Washoe County, Nevada 2010. Photo courtesy of Jeana Clayton
Kimberly Rollins, Associate Professor, Economics
Michael Taylor, Assistant Professor
Laine Christman, MS, Research Analyst
Rebecca Mixon, Staff Research Associate II
Osasohan Agbonlahor, Graduate Research Assistant
Corey Lott, Graduate Research Assistant, UC Santa Barbara
Homeowners in many Nevada communities are threatened by wildfires fueled by dry, overgrown vegetation. Wildfire and its costs are a growing problem across the US. Research conducted in various communities provides a means for different types of residents' opinions to be taken into account. This study is being conducted by the University of Nevada to specifically represent residents in western landscapes who face a wide range of wildfire risks. The data was collected from Wildland Urban Interface (WUI) residents in 35 Nevadan communities via a mail in survey.
Goals of the study include learning about:
- Trade-offs Nevadans face concerning actions to reduce wildfire threat to home and property
- How much risk Nevadans face in different communities and how they feel about that risk.
- What Nevadans feel about both public programs and private actions to reduce wildfire risk.
Results of the study
- Average willingness to pay to support public programs to reduce wildfire risk is $51/year
- Average willingness to invest in actions to reduce wildfire risk on private property is $308
- Aversion to risk increase willingness to pay
- Residents in forested communities have higher willingness to pay than rangeland residents
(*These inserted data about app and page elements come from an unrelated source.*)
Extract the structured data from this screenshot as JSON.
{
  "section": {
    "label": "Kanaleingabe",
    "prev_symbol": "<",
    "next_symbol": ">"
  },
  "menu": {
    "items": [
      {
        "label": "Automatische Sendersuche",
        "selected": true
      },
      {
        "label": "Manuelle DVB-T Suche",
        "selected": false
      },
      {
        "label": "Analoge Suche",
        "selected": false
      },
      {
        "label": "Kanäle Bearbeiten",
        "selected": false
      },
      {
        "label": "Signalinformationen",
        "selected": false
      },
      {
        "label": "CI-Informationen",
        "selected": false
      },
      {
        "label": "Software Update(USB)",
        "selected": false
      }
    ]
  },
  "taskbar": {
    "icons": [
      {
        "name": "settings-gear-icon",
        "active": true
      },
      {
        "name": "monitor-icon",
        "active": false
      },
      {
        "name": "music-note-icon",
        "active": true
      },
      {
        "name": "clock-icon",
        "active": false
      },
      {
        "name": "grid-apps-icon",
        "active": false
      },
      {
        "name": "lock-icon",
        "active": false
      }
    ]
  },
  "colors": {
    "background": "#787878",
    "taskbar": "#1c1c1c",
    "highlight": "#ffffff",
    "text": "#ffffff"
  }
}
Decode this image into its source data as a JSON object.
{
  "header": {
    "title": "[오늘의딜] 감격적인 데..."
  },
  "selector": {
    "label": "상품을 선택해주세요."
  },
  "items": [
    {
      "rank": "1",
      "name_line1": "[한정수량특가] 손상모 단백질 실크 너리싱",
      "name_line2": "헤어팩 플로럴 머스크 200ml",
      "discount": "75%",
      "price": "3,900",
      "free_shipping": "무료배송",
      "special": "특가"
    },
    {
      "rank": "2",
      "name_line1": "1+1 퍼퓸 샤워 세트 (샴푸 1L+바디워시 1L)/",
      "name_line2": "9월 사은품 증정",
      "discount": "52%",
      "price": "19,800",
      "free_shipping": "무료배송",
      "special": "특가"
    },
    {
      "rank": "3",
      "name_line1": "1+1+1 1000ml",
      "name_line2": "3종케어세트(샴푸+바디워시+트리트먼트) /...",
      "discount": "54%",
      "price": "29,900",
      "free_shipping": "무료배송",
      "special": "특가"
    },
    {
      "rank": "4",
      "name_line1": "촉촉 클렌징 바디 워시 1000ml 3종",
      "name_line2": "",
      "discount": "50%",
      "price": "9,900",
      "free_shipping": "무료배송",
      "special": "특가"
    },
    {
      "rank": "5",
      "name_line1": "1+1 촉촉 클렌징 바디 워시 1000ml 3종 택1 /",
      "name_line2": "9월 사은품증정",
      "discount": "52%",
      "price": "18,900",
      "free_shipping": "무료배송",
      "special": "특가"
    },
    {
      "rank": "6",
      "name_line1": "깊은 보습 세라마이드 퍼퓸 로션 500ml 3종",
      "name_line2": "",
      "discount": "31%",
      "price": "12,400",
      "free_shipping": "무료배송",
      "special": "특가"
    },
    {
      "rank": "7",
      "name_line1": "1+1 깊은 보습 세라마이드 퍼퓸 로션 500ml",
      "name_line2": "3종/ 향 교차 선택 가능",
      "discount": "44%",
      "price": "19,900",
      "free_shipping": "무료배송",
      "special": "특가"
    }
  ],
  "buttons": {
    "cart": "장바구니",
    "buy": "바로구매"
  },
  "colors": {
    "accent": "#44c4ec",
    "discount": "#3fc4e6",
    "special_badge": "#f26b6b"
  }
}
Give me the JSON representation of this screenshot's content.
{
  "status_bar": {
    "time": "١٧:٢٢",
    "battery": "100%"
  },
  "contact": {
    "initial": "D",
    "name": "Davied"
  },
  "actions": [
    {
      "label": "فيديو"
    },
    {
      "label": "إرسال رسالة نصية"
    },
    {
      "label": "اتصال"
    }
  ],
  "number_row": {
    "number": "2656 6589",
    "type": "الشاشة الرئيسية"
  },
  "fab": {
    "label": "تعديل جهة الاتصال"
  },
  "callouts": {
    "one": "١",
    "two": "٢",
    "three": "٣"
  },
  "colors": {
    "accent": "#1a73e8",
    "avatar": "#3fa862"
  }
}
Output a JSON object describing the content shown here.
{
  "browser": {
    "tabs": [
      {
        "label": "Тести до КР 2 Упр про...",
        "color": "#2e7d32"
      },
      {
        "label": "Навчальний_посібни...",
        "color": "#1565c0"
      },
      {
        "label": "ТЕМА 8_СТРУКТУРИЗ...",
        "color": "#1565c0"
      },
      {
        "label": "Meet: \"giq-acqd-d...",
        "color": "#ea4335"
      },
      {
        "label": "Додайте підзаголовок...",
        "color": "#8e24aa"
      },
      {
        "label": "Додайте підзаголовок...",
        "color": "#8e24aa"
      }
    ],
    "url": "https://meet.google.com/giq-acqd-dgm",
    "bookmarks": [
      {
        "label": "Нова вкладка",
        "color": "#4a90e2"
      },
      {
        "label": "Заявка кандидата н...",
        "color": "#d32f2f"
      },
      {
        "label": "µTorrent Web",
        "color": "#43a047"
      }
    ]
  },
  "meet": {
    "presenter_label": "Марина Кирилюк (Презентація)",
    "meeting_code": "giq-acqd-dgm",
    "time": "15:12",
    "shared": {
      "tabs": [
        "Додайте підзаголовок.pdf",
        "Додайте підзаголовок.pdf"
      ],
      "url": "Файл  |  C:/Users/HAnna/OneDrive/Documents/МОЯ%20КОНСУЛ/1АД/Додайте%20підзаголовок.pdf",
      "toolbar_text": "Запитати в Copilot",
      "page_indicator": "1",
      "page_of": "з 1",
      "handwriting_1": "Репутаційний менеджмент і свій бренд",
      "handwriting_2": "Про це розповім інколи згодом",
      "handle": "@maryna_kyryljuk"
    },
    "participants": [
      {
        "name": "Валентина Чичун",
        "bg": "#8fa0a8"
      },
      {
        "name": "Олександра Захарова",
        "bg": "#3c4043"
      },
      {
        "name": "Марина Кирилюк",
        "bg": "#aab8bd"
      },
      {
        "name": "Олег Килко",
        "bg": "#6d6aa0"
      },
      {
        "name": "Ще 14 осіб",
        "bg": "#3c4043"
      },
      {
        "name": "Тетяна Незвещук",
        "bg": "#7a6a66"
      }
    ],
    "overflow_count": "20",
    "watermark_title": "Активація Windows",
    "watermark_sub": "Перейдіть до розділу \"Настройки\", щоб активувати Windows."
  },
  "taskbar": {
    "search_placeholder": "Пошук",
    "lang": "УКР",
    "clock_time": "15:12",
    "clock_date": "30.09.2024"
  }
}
- Residents treat public program and private actions to reduce fire risk as substitutes